INSTRUCTIONS FOR THE TASK: Search the records for "Modeling". Copy every line where it appears.

SUPPLIED ENTRIES:
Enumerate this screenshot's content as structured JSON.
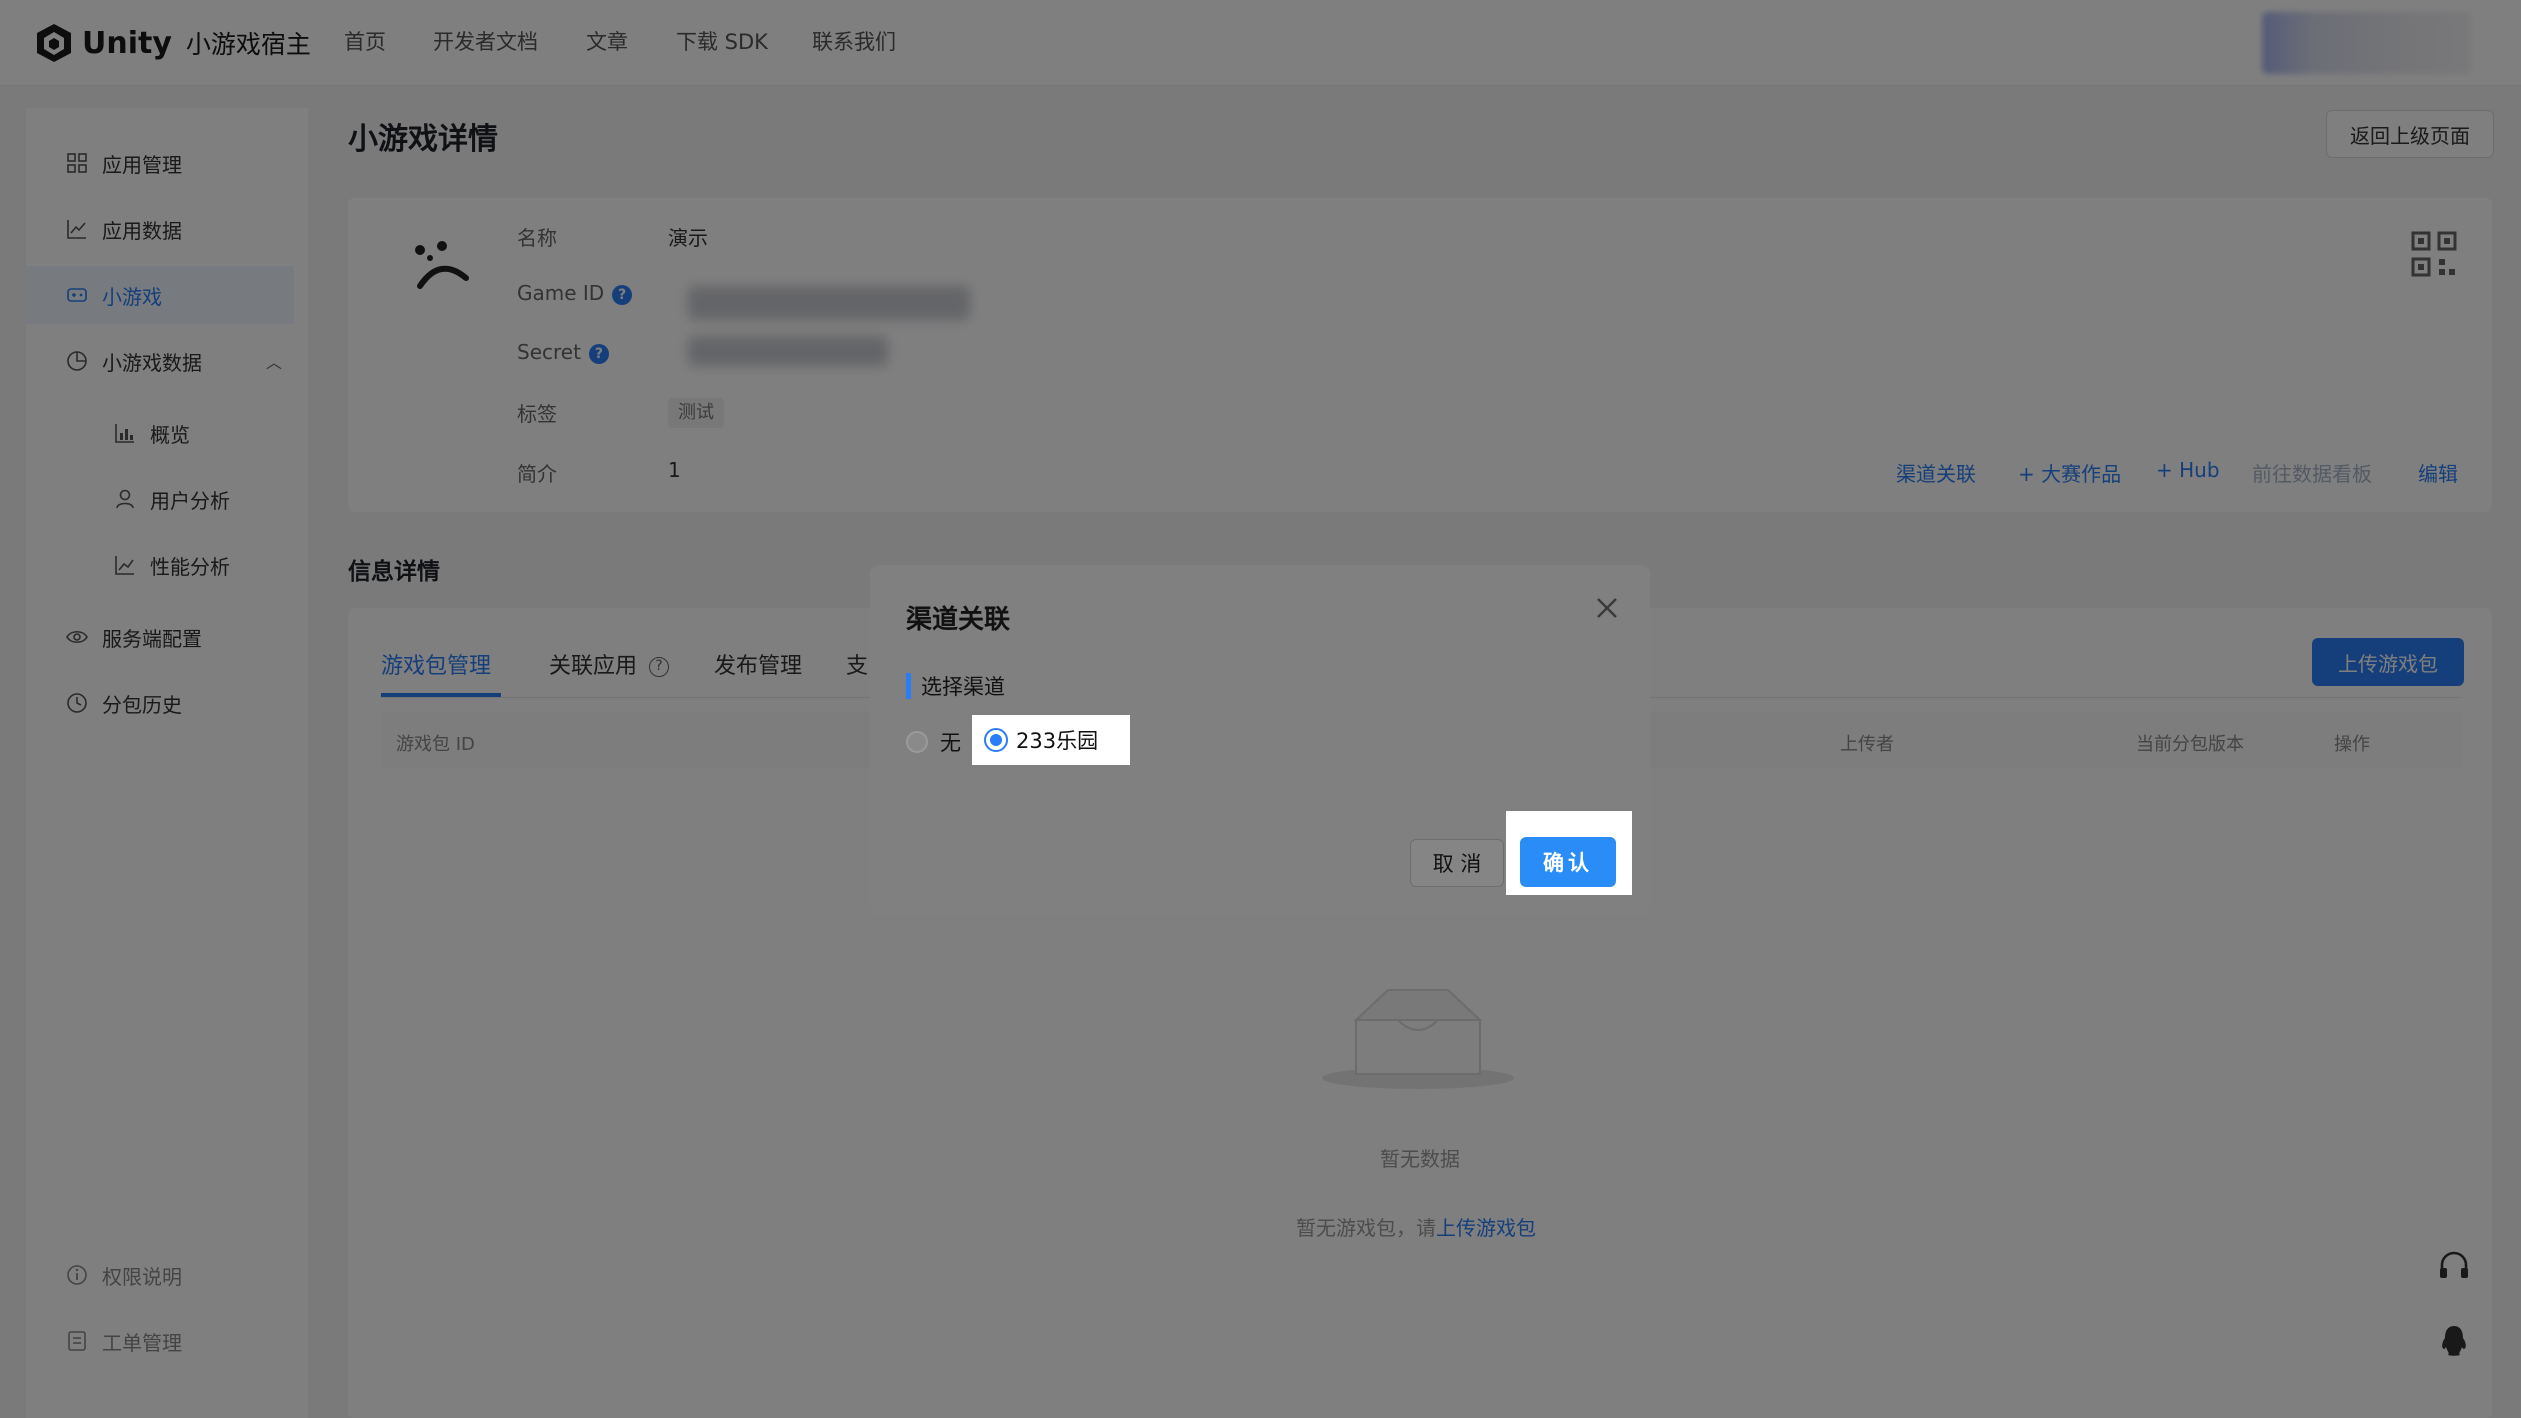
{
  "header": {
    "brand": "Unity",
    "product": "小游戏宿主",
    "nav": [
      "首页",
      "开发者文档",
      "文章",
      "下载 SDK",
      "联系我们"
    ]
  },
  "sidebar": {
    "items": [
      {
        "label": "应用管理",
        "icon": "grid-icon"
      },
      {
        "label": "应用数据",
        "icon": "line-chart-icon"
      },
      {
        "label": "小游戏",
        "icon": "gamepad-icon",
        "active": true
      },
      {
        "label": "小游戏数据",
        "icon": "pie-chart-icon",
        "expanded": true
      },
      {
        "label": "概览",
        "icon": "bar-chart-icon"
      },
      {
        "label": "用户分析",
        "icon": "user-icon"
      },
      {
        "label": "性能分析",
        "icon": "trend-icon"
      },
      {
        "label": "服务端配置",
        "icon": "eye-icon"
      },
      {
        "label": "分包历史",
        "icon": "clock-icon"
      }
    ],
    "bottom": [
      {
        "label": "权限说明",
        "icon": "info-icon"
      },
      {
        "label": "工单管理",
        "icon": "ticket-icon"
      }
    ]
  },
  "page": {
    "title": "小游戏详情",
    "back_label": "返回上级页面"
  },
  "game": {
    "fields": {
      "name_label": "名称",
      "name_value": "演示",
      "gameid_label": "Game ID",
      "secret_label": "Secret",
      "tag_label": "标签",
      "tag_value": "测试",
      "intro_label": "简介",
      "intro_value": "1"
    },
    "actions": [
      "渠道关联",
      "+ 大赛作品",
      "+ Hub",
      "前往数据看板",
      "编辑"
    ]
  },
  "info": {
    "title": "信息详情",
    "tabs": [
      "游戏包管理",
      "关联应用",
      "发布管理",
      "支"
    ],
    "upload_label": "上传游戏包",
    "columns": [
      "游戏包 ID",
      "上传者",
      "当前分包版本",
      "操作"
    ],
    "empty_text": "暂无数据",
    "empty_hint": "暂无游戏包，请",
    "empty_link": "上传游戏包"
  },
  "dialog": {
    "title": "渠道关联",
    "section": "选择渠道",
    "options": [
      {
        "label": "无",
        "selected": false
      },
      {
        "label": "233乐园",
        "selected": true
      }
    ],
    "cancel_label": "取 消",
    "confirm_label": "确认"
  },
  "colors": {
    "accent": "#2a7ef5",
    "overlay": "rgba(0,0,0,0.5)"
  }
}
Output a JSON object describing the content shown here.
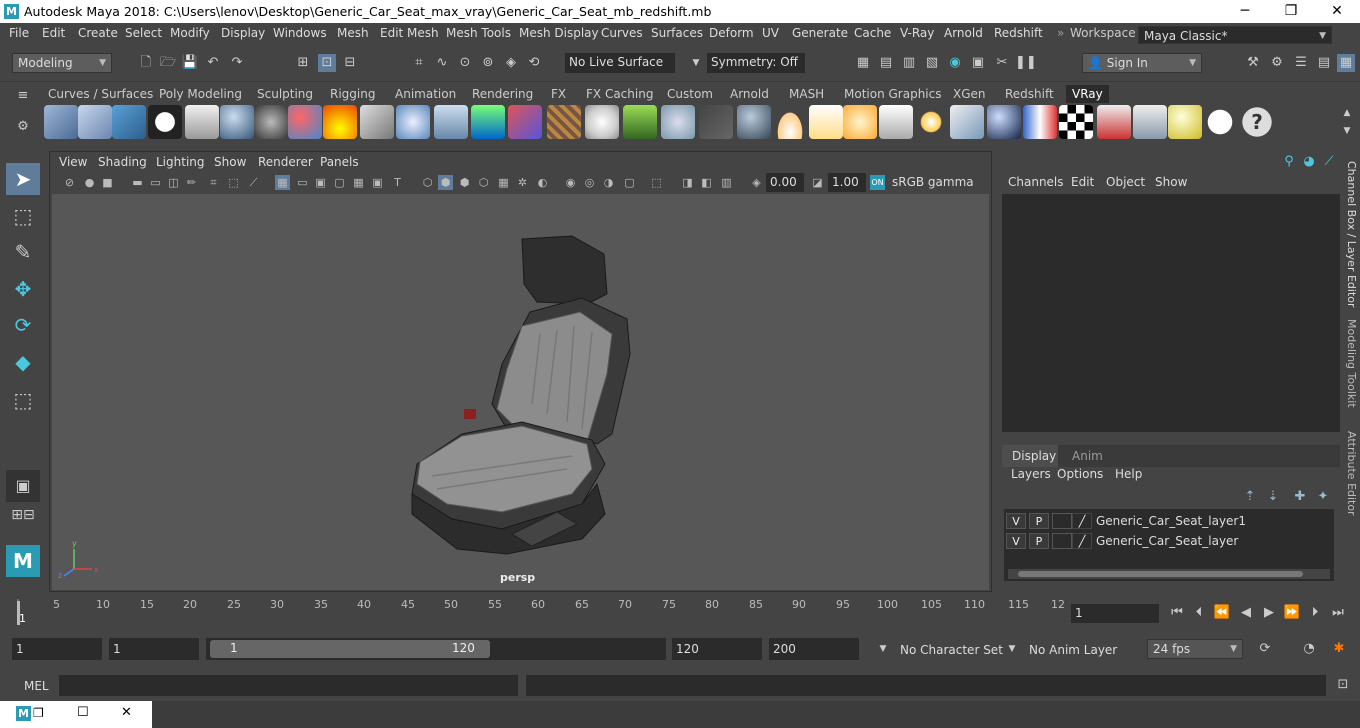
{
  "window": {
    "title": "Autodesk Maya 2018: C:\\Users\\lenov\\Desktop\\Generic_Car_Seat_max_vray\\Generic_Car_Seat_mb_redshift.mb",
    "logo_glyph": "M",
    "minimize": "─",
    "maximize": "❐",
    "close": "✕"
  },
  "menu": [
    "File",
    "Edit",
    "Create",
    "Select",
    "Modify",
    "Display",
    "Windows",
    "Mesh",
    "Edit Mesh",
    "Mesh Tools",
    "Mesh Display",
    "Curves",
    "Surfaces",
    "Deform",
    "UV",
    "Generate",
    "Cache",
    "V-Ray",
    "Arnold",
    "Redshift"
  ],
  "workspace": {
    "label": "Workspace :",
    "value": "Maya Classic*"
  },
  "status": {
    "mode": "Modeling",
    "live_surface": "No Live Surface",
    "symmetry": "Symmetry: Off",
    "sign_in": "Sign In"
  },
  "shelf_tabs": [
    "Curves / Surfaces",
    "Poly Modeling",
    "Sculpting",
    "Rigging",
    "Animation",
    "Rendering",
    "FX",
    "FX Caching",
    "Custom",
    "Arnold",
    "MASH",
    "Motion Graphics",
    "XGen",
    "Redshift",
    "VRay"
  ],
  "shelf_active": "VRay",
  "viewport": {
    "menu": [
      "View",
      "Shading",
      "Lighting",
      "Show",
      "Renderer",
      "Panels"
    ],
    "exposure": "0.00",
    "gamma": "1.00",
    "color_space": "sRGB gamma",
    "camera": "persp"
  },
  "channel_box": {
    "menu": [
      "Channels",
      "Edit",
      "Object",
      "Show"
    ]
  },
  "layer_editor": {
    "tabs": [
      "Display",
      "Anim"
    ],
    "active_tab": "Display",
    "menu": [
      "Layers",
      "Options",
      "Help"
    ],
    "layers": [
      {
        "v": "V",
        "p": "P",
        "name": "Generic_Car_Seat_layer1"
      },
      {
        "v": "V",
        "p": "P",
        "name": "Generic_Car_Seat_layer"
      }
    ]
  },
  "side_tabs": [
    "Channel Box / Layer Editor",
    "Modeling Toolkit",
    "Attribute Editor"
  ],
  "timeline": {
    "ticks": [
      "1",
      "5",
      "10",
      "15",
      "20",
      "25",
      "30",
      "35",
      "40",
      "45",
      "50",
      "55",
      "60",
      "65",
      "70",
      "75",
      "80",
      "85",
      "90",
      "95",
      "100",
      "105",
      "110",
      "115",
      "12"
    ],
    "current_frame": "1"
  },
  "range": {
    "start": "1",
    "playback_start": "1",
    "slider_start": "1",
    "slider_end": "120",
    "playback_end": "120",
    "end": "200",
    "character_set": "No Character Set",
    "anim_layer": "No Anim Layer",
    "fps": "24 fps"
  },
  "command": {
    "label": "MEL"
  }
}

TASK RESPONSE:
    "mode": "Modeling",
    "Poly Modeling",
    "Modeling Toolkit",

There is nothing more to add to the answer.